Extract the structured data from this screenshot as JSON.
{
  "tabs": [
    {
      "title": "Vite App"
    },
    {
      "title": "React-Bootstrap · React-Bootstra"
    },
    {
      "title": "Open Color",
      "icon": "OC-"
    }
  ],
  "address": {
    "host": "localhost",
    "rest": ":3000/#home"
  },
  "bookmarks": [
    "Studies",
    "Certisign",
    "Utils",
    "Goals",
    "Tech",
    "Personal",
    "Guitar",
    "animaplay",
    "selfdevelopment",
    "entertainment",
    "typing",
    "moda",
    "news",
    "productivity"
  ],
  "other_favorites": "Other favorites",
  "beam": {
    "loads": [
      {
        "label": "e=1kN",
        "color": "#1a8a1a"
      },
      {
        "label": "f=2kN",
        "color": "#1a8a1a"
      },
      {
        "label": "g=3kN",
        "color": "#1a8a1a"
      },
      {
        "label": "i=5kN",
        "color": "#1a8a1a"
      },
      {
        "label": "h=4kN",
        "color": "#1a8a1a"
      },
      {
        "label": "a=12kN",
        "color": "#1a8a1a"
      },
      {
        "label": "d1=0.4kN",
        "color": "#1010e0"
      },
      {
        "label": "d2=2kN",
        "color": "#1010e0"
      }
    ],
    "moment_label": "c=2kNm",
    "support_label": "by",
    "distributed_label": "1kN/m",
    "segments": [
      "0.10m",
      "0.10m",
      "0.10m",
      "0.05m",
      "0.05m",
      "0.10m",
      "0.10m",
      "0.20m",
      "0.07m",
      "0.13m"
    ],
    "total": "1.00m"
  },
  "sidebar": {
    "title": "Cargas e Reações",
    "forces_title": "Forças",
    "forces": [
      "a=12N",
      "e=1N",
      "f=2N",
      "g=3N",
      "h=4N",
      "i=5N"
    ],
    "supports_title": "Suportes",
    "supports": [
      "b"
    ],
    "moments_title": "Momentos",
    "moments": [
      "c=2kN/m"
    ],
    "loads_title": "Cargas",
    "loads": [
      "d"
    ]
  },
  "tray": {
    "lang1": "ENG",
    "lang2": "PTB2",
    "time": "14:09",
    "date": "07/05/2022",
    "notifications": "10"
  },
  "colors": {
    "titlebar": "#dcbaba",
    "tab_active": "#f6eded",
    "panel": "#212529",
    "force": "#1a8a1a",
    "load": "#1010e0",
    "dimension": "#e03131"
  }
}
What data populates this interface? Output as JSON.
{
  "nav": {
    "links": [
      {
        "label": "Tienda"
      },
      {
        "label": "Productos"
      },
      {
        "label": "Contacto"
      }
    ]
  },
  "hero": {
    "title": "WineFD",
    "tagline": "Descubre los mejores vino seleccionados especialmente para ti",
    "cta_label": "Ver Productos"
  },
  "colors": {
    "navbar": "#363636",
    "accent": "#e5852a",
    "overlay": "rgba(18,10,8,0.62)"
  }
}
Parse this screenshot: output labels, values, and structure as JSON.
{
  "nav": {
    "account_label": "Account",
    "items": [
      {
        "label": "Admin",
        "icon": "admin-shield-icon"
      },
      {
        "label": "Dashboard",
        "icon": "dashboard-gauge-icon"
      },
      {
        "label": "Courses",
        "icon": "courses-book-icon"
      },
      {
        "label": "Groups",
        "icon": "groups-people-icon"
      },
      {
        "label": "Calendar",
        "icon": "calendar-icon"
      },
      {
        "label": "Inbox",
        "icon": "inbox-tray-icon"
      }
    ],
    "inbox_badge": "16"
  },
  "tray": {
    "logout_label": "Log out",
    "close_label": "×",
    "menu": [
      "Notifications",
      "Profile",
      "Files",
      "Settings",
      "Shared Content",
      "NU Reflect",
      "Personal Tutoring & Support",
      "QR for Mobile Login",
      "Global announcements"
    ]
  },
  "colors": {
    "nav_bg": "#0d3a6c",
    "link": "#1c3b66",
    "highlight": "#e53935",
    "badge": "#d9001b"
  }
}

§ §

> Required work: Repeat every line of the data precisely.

> Exercise result:
Extract the structured data from this screenshot as JSON.
{
  "tabs": [
    {
      "title": "Vite App"
    },
    {
      "title": "React-Bootstrap · React-Bootstra"
    },
    {
      "title": "Open Color",
      "icon": "OC-"
    }
  ],
  "address": {
    "host": "localhost",
    "rest": ":3000/#home"
  },
  "bookmarks": [
    "Studies",
    "Certisign",
    "Utils",
    "Goals",
    "Tech",
    "Personal",
    "Guitar",
    "animaplay",
    "selfdevelopment",
    "entertainment",
    "typing",
    "moda",
    "news",
    "productivity"
  ],
  "other_favorites": "Other favorites",
  "beam": {
    "loads": [
      {
        "label": "e=1kN",
        "color": "#1a8a1a"
      },
      {
        "label": "f=2kN",
        "color": "#1a8a1a"
      },
      {
        "label": "g=3kN",
        "color": "#1a8a1a"
      },
      {
        "label": "i=5kN",
        "color": "#1a8a1a"
      },
      {
        "label": "h=4kN",
        "color": "#1a8a1a"
      },
      {
        "label": "a=12kN",
        "color": "#1a8a1a"
      },
      {
        "label": "d1=0.4kN",
        "color": "#1010e0"
      },
      {
        "label": "d2=2kN",
        "color": "#1010e0"
      }
    ],
    "moment_label": "c=2kNm",
    "support_label": "by",
    "distributed_label": "1kN/m",
    "segments": [
      "0.10m",
      "0.10m",
      "0.10m",
      "0.05m",
      "0.05m",
      "0.10m",
      "0.10m",
      "0.20m",
      "0.07m",
      "0.13m"
    ],
    "total": "1.00m"
  },
  "sidebar": {
    "title": "Cargas e Reações",
    "forces_title": "Forças",
    "forces": [
      "a=12N",
      "e=1N",
      "f=2N",
      "g=3N",
      "h=4N",
      "i=5N"
    ],
    "supports_title": "Suportes",
    "supports": [
      "b"
    ],
    "moments_title": "Momentos",
    "moments": [
      "c=2kN/m"
    ],
    "loads_title": "Cargas",
    "loads": [
      "d"
    ]
  },
  "tray": {
    "lang1": "ENG",
    "lang2": "PTB2",
    "time": "14:09",
    "date": "07/05/2022",
    "notifications": "10"
  },
  "colors": {
    "titlebar": "#dcbaba",
    "tab_active": "#f6eded",
    "panel": "#212529",
    "force": "#1a8a1a",
    "load": "#1010e0",
    "dimension": "#e03131"
  }
}
What data populates this interface? Output as JSON.
{
  "nav": {
    "links": [
      {
        "label": "Tienda"
      },
      {
        "label": "Productos"
      },
      {
        "label": "Contacto"
      }
    ]
  },
  "hero": {
    "title": "WineFD",
    "tagline": "Descubre los mejores vino seleccionados especialmente para ti",
    "cta_label": "Ver Productos"
  },
  "colors": {
    "navbar": "#363636",
    "accent": "#e5852a",
    "overlay": "rgba(18,10,8,0.62)"
  }
}
Parse this screenshot: output labels, values, and structure as JSON.
{
  "nav": {
    "account_label": "Account",
    "items": [
      {
        "label": "Admin",
        "icon": "admin-shield-icon"
      },
      {
        "label": "Dashboard",
        "icon": "dashboard-gauge-icon"
      },
      {
        "label": "Courses",
        "icon": "courses-book-icon"
      },
      {
        "label": "Groups",
        "icon": "groups-people-icon"
      },
      {
        "label": "Calendar",
        "icon": "calendar-icon"
      },
      {
        "label": "Inbox",
        "icon": "inbox-tray-icon"
      }
    ],
    "inbox_badge": "16"
  },
  "tray": {
    "logout_label": "Log out",
    "close_label": "×",
    "menu": [
      "Notifications",
      "Profile",
      "Files",
      "Settings",
      "Shared Content",
      "NU Reflect",
      "Personal Tutoring & Support",
      "QR for Mobile Login",
      "Global announcements"
    ]
  },
  "colors": {
    "nav_bg": "#0d3a6c",
    "link": "#1c3b66",
    "highlight": "#e53935",
    "badge": "#d9001b"
  }
}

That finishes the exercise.